In my day to day life, I hate to bother people. My voice shrinks when making requests, from the passage of salt at the dinner table to the lowering of volume when gathered around the TV. On this, the three year of the groundbreaking album BEYONCÉ, I’m reminded of Chimamanda Adichie’s scarily accurate assessment of the feminine condition: women are, in fact taught to shrink themselves—to make themselves smaller.
But, as a journalist, I’ve learned to be as bothersome as they come.
This weekend, some boss women-editors of some of our nation’s top publications told me and the ELLE.com Scholars that that was perfectly okay.
“We talk to millions of people every day, and that’s an extremely powerful position to be in,” Chloe Schama, the executive editor of ELLE.com, explained to our cohort. Hearst Magazines, ELLE and ELLE.com’s parent company, is one of the world’s largest media corporations. It publishes 21 titles in the U.S. and more than 300 internationally. Schama’s role in the Hearst machine is largely to shape the long and short term projects of ELLE.com staff writers—and freelancers. I was especially interested in how Schama interacted with freelancers.
Some publications, like ESSENCE, explained the magazine’s Features Editor Lauren Williams, have their pages filled almost exclusively by freelance writers. As a graduating senior, this is a world I’m preparing to navigate. As a dreamer, so is the role of executive editor.
Schama explained that when freelancers are needed, she often referrers to a slate of writers that she knows and trusts, but that she also seeks out writers that she admires. She could have read them in major magazines or blogs, or she could have simply encountered them on Twitter.

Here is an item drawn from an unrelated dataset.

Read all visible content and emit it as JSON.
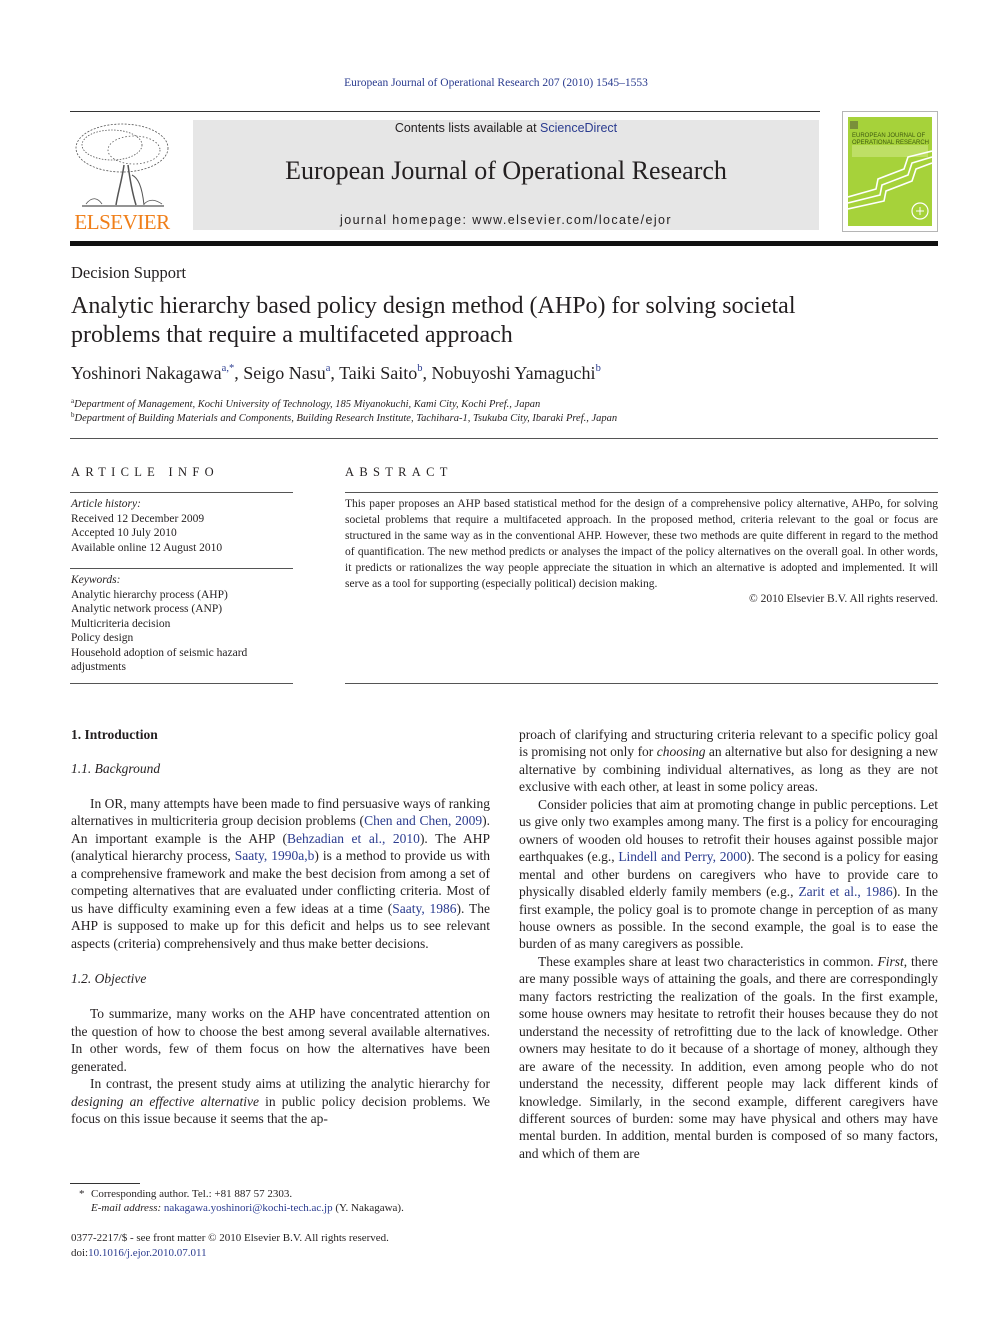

Regardless, it is her job to fearlessly reach out to strangers.
As writers, she told the scholars, it is also our job to fearlessly reach out to editors. Fear not the professional DM slide! Schama encouraged us to submit pitches—or story ideas—to the administrators of our favorite media websites. And, she insisted, if we didn’t hear from the editors within a few days, reach out again. And maybe, one more time after that. Running a web magazine is busy, time consuming, email-attracting work. Messages get buried in her inbox all the time, said Schama. If we, budding journalists, want our voices heard, we’re going to have to be louder than the noise of the jam packed lives of editors. We’re going to have to bother them.
Make people bother
Leah Chernikoff, the website director of ELLE.com, said that the goal of site is to embody the spirit of its readers—smart, engaging, whimsical. Sometimes, it’s easy to visit ELLE.com and get caught up in the whimsical part—news about the Kardashians’ new love interests and new lipsticks to try.
However, ELLE.com is also dedicated to truth telling—and engaging its readers in truths that are not always fun or comfortable. They strive to address the social and political realities of American women from all walks of life. They did this with their Flint is Family multimedia project that profiled three generations of women in the midst of the Michigan’s town horrific water crisis. They even do it while writing about jeans. Good publications, I’m learning, are all about making people bother to care about what the publishers care about. Chernikoff says this is where she finds the most joy in her work—“working on projects that really matter.”
Chernikoff and Brooke Siegel, Executive Director of Editorial Strategy at Hearst Digital Media, also emphasized that we must bother to go the extra mile for those stories. We must push ourselves, said Siegel, “we must make it our agenda to find the pathos, the emotion, the narrative in our issues that would draw the reader in.” Similarly, ESSENCE’s Lauren Williams pointed out that as a monthly publication, ESSENCE is “never going to break news,” making it critical that she and her writers do everything they can to give relatively old stories new life.
Williams is dedicated to the idea of writing about what we believe in, and writing it strategically.
Magazines, she said, “are in [her] DNA.” She grew up with her nose in the binds of The Source, Vibe, and Seventeen. Now, as a Features Editor, she makes it her business to know the DNA of her readers. “Our print subscriber is very different from our web consumer,” she said, detailing the profiles of each. All of the editors dive deep in the weeds of audience analysis to dig out the perfect story. It’s never easy, but it’s worth it.
“There is a newfound appetite for ambitious storytelling” added Siegel. It’s up to us to satisfy it.
Learn more about Mankaprr Conteh and the ELLE.com Scholars Program